(Stored items from a collection)
=== Section Start ===
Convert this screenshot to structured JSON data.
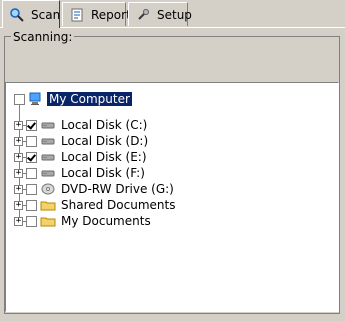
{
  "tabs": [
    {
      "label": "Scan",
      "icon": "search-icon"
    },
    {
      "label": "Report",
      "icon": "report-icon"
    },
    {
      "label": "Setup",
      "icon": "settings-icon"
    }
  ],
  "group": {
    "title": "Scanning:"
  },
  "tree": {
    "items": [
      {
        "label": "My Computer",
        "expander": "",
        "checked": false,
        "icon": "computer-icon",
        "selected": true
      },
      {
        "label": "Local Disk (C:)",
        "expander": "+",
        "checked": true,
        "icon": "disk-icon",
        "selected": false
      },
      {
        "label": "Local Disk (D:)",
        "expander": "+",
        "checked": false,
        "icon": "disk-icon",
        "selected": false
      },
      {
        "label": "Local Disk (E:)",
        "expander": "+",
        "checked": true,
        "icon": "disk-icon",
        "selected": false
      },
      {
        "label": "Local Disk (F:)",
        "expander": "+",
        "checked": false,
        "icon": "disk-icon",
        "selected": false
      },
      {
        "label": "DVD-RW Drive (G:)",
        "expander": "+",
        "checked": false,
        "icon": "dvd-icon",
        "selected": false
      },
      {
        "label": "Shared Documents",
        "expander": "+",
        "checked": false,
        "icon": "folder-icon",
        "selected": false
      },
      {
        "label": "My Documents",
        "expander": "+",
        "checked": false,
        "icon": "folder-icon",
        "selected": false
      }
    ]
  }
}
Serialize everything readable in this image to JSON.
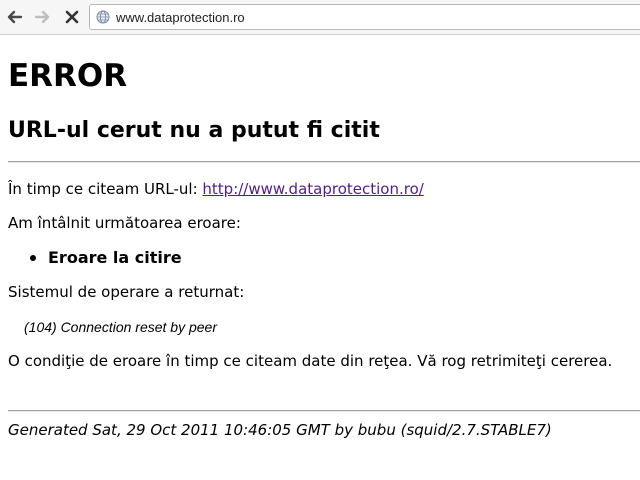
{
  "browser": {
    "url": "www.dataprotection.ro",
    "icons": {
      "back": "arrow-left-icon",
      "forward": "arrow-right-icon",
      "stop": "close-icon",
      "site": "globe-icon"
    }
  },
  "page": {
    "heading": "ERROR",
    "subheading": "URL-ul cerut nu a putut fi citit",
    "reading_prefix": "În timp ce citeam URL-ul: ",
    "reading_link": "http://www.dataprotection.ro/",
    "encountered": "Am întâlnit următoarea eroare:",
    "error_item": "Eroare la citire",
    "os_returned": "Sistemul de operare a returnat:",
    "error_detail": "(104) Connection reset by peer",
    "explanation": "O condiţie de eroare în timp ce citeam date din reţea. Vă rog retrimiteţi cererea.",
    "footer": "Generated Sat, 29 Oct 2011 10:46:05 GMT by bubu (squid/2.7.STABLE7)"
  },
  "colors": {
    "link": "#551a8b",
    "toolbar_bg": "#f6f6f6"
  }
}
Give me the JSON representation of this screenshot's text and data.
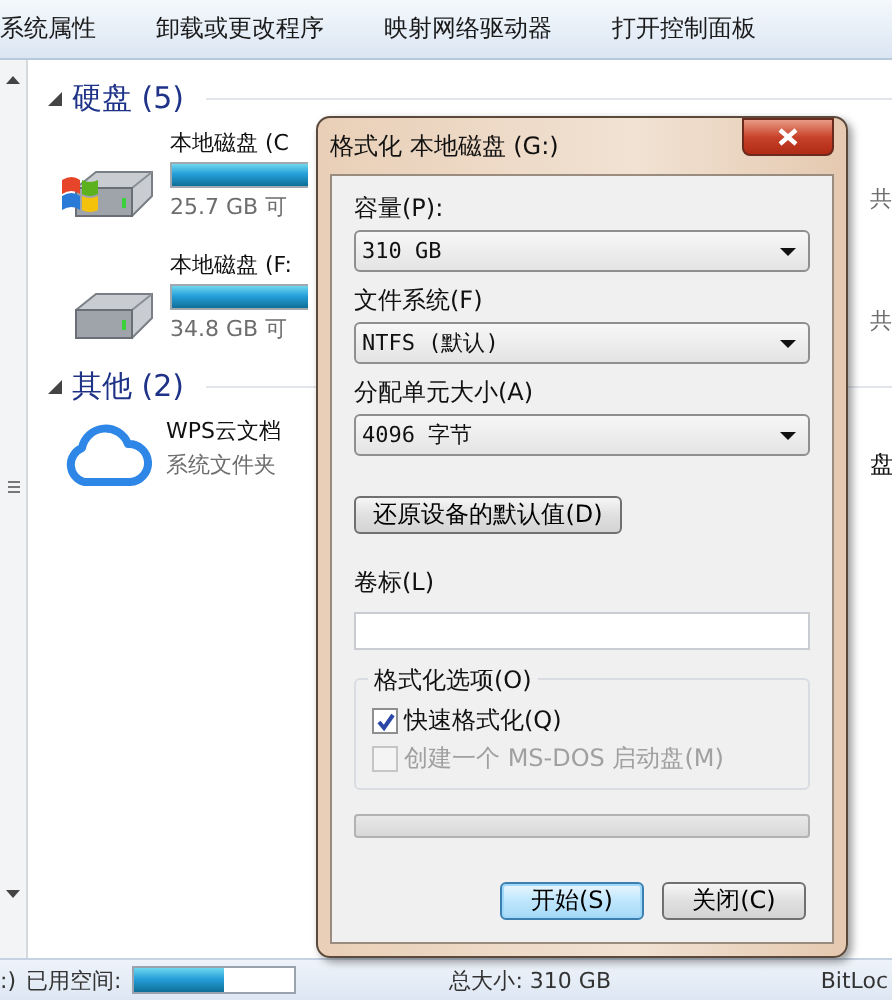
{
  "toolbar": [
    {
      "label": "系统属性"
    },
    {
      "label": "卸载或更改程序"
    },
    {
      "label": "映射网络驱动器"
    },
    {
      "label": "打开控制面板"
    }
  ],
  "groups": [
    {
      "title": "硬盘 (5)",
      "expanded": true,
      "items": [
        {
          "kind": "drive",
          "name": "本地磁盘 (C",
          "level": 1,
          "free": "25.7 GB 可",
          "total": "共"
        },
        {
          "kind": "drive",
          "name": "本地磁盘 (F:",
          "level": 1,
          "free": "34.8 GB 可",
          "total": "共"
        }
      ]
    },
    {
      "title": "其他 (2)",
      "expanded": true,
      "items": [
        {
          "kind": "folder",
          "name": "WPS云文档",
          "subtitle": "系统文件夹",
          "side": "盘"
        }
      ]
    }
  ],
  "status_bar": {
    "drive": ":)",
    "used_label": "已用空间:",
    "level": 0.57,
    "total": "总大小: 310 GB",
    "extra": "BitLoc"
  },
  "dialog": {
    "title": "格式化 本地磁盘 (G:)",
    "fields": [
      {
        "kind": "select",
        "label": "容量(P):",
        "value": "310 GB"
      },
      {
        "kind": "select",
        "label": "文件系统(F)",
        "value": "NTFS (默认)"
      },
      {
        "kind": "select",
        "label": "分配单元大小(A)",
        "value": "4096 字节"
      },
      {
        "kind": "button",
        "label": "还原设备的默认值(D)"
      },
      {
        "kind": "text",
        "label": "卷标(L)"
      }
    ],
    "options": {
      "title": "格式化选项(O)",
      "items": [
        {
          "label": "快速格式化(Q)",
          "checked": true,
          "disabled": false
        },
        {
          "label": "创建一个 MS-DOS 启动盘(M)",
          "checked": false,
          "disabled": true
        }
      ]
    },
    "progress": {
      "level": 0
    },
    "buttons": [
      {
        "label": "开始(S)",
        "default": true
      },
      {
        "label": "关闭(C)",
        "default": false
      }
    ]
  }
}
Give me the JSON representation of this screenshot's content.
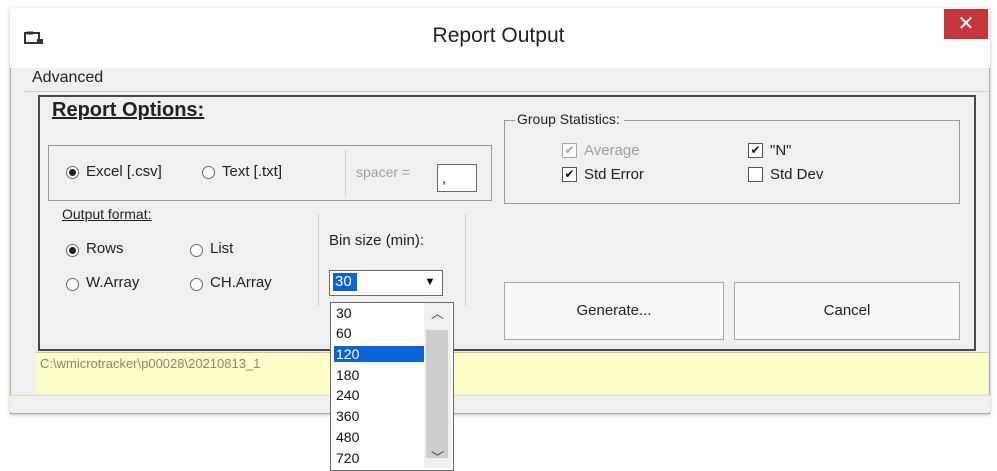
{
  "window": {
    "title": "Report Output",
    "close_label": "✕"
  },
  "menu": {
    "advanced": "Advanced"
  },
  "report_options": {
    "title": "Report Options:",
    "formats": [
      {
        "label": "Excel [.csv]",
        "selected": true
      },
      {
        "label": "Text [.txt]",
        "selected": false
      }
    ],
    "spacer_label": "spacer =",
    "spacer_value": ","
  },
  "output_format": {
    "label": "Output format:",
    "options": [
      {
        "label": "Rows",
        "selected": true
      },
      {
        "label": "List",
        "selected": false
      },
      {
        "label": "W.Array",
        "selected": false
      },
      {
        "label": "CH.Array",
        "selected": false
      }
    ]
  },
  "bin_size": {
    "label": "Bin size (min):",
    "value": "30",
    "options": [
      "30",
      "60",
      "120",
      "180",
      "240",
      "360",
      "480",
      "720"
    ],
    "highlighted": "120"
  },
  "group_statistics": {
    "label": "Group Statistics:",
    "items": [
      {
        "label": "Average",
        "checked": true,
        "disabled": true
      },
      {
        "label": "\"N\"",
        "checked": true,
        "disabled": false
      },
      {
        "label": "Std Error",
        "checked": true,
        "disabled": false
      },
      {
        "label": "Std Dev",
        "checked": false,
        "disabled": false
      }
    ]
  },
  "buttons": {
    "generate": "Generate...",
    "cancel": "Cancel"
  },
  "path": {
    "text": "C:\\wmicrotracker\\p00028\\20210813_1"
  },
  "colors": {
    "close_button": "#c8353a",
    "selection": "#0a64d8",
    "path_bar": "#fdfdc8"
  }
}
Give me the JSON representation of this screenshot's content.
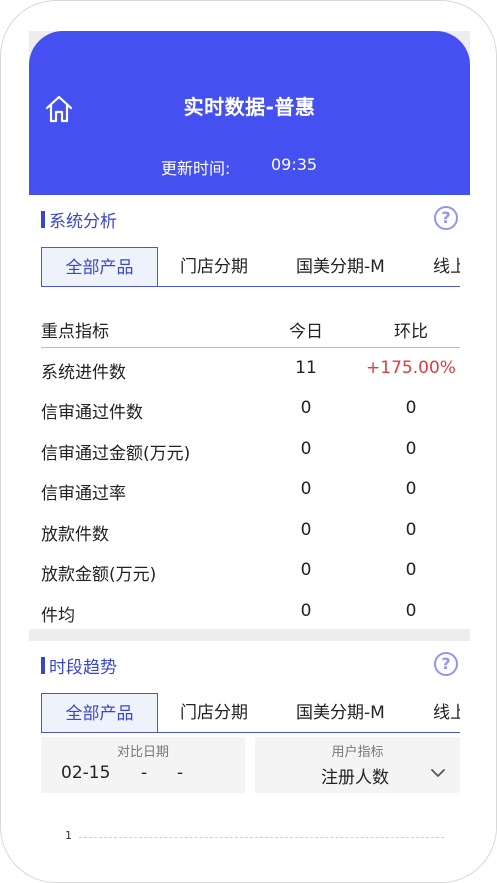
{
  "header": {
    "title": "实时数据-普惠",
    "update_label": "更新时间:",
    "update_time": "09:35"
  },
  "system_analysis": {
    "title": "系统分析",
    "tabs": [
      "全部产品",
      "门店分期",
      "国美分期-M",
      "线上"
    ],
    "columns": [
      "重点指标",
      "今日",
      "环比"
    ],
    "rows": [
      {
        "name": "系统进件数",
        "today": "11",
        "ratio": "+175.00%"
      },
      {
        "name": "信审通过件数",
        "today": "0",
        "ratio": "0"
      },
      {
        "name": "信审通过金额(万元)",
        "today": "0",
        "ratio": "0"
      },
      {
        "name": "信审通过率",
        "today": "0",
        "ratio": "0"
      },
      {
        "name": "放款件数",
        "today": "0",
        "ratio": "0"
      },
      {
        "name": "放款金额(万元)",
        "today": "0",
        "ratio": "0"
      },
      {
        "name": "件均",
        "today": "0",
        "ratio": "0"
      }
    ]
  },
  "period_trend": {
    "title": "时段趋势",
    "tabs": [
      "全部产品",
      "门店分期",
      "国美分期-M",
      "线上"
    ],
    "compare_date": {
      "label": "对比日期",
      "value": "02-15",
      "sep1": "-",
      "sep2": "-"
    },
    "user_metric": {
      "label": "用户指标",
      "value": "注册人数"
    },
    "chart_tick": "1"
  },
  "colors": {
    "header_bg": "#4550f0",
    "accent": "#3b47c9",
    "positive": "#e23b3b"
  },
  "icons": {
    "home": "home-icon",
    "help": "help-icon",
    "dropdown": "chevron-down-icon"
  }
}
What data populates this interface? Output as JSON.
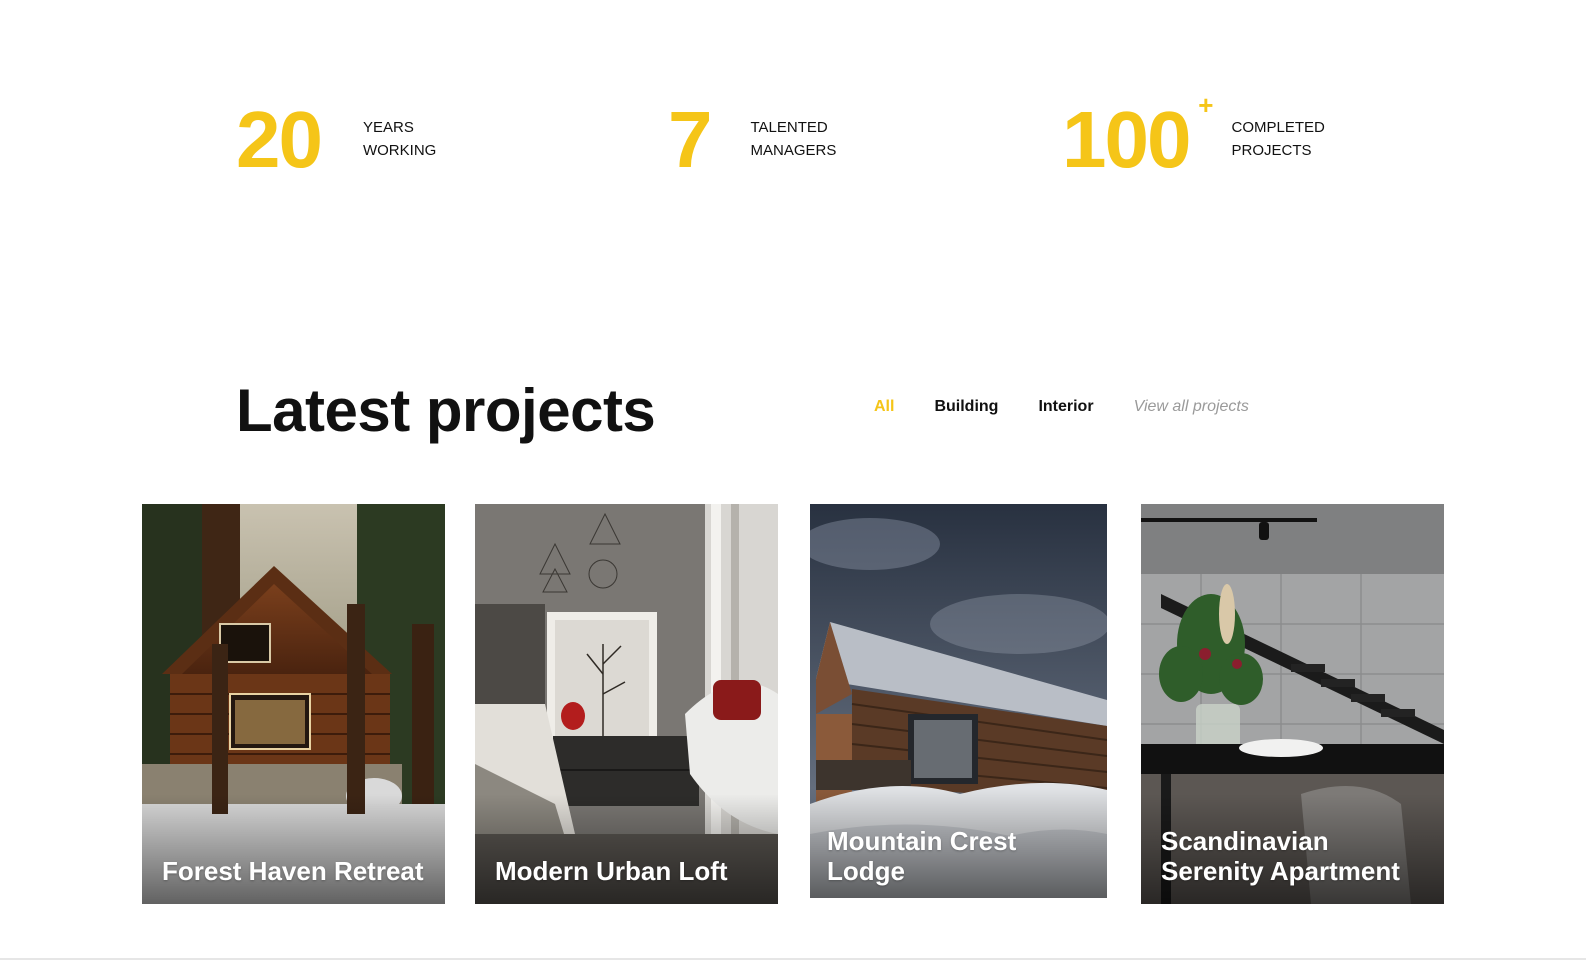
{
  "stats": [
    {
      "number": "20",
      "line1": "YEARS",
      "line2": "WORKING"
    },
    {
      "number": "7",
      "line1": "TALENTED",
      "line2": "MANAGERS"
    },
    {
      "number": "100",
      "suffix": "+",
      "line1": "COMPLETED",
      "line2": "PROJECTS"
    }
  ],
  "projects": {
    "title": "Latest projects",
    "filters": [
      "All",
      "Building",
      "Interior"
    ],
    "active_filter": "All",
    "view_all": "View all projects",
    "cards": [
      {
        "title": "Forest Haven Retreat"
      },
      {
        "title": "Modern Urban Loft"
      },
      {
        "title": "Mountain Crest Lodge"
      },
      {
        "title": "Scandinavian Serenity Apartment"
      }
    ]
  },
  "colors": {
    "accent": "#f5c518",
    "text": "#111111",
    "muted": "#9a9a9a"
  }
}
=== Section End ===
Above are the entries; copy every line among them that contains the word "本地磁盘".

» REPLY
          "name": "本地磁盘 (C",
          "name": "本地磁盘 (F:",
    "title": "格式化 本地磁盘 (G:)",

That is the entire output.